In this blog post I’m going to describe the currencies available in ‘Space Station Designer’ (SSD), along with an overview of the mechanisms available throughout the game for earning them. In future entries, I’ll dive deeper and analyze the implementation details of these mechanics.
SSD features three types of currencies: ‘funds’, ‘research points’ and ‘industrial R&D points’. From these three, only ‘funds’ is the essential type of currency. Without them, players won’t be able to make much progress in the game, since all space station modules and resupply missions are acquired using this type of currency.
Players start the game with a fixed number of funds and have to ensure that the initial space station design is capable of providing at least some kind of steady revenue. From that point onwards, they can decide to go all in on a design that focuses on generating more revenue directly or go for an approach that generates the other two types of currencies. Since the demand for elements and services will be different every game, there won’t be a winning strategy, and so the player will have to adapt accordingly.
There are five different ways to earn funds:
- By selling the commercial goods produced by the ‘commercial modules’ in the market. The prices of these goods are constantly fluctuating, so they need to decide when it’s the best to sell and when it’s best to wait.
- By providing ‘space tourism’ services.
- By leasing modules to private entities: this effectively removes the leased modules from the player’s production chain for a certain number of turns but, in return, guarantees a certain income by the end of the lease period.
- By providing commercial services to industry and government.
- By selling and/or licensing industrial R&D technologies to private companies.
Alternatively, funds can be spend various ways, such as:
- Buying and installing new space station modules.
- Building facilities.
- Recruiting astronauts and sending them to advanced training.
- Acquiring new technologies from the tech tree. Notice that all technologies can be acquired by either funds only, research points only, or a combination of them.
The second type of currency are ‘research points’. Players start the game with zero and, if they want to generate more, they should deploy ‘research modules’ across their various orbital outposts and keep them functional. Research points can then be spent in order to acquire new technologies from the tech tree. Some examples of modules that generate research points are the Basic Research Facility, the Centrifuge and the Observatory.
Industrial R&D Points
The last type of currency are ‘industrial R&D points’. These points are generated by the ‘industrial R&D modules’, which are a specific family of modules. These type of points can then be used in order to acquire technologies from the ‘industrial R&D tech tree’, which is a separate tech tree from the regular one. These technologies can then be sold and/or licensed to private companies.
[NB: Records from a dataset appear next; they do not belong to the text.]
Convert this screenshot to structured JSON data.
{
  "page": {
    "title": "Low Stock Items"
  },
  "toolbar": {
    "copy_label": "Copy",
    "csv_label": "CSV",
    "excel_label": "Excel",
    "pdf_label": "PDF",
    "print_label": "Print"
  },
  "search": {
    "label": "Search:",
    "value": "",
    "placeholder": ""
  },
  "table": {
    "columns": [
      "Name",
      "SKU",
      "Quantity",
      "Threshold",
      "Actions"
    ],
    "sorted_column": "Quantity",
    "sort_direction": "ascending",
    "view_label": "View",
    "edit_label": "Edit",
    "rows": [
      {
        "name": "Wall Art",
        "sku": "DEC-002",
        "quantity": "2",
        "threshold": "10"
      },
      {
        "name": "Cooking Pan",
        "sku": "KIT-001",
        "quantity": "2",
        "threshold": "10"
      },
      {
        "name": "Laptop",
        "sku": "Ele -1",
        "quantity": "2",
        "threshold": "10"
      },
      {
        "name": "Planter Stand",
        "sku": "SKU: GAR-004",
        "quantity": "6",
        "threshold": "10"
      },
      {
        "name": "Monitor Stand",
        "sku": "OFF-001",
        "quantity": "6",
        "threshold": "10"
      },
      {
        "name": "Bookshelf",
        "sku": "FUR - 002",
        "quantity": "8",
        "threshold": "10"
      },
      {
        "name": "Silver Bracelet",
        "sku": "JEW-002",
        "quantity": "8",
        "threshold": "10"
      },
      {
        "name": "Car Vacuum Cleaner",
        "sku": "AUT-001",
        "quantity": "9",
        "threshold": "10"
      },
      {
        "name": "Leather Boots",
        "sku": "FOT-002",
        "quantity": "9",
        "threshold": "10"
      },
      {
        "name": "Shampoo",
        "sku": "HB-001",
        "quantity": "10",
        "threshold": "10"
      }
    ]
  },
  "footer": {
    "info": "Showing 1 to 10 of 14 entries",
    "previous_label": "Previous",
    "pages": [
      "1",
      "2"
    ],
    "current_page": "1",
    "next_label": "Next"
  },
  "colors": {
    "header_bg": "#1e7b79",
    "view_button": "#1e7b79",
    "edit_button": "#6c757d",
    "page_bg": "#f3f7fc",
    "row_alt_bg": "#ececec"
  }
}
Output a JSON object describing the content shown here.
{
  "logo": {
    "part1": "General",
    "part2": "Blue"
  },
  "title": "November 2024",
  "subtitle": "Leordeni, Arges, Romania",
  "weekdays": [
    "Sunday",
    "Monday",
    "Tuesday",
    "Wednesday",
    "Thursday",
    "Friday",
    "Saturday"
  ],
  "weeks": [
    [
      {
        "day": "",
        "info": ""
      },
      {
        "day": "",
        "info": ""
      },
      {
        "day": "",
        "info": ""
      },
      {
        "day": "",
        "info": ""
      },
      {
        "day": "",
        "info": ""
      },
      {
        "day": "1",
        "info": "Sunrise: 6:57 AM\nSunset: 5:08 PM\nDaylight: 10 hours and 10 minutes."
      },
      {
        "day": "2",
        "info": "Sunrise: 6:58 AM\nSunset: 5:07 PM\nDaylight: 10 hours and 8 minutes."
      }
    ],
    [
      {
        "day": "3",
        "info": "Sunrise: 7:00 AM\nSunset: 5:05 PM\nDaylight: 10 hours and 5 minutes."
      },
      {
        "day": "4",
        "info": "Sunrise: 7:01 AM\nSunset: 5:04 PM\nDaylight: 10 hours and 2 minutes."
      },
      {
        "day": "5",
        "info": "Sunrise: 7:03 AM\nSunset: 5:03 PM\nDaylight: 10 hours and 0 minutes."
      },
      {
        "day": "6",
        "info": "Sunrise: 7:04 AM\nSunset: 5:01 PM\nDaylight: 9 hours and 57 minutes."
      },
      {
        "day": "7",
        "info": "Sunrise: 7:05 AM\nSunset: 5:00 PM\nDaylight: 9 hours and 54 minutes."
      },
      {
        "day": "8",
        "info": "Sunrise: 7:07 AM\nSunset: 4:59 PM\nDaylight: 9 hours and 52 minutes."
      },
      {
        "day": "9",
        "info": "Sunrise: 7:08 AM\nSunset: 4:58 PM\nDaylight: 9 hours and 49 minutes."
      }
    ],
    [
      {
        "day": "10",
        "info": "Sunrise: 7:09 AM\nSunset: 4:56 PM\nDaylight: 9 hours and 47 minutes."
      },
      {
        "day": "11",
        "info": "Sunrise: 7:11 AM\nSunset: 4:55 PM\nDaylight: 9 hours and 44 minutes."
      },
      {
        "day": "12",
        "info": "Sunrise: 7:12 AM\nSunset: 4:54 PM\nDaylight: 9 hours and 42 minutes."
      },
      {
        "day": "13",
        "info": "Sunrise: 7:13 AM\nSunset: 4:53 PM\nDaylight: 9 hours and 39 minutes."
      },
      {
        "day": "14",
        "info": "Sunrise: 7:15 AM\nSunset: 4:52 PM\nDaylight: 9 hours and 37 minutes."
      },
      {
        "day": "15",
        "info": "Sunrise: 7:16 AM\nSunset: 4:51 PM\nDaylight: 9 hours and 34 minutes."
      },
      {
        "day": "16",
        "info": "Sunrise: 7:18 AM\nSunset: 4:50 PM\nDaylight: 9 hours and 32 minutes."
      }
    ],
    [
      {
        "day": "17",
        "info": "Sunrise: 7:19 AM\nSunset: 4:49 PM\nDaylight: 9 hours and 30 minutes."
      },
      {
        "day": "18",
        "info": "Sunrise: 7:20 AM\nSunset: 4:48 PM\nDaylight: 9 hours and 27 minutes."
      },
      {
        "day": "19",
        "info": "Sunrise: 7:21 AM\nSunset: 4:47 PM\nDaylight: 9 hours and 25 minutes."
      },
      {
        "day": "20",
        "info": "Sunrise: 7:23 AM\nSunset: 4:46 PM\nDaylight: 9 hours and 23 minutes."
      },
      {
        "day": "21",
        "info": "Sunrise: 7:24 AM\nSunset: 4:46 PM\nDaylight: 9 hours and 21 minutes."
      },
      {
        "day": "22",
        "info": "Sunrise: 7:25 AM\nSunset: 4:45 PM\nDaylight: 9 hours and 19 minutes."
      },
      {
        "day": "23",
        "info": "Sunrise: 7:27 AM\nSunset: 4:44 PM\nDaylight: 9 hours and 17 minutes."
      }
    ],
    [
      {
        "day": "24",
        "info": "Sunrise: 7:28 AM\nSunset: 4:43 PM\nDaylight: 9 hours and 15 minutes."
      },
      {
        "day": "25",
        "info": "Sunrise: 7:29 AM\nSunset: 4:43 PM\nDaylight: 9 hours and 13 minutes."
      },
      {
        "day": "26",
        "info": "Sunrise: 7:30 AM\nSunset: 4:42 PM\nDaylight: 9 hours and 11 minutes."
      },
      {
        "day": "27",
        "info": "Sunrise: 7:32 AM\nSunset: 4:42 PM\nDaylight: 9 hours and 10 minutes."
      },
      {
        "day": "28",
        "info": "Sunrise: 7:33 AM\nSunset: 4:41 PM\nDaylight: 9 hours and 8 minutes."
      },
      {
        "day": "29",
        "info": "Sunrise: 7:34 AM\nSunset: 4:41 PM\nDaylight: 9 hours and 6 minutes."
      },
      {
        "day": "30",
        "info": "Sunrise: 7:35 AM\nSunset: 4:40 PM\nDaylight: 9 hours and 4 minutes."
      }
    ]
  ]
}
In the thumbnails below you can see some examples, such as the Basic Large Industrial R&D Module for LEO, the Small Industrial R&D Module for HEO and the Large Industrial R&D Module for Lunar Orbit.
As I’ve mentioned above, only ‘funds’ are the essential type of currency. It will definitely be possible for players to go through the game without producing any type of research points but, depending on the situation of the market, they might be missing some lucrative financial rewards by not being able to lease research modules or licensing industrial R&D technologies to private entities.
I’ll be going through the details of the various mechanics that will allow players to earn these various currencies in future blog posts. I’m always interested in hearing your opinions, so if there’s anything you’d like to discuss, please don’t hesitate to leave a message in the comments section.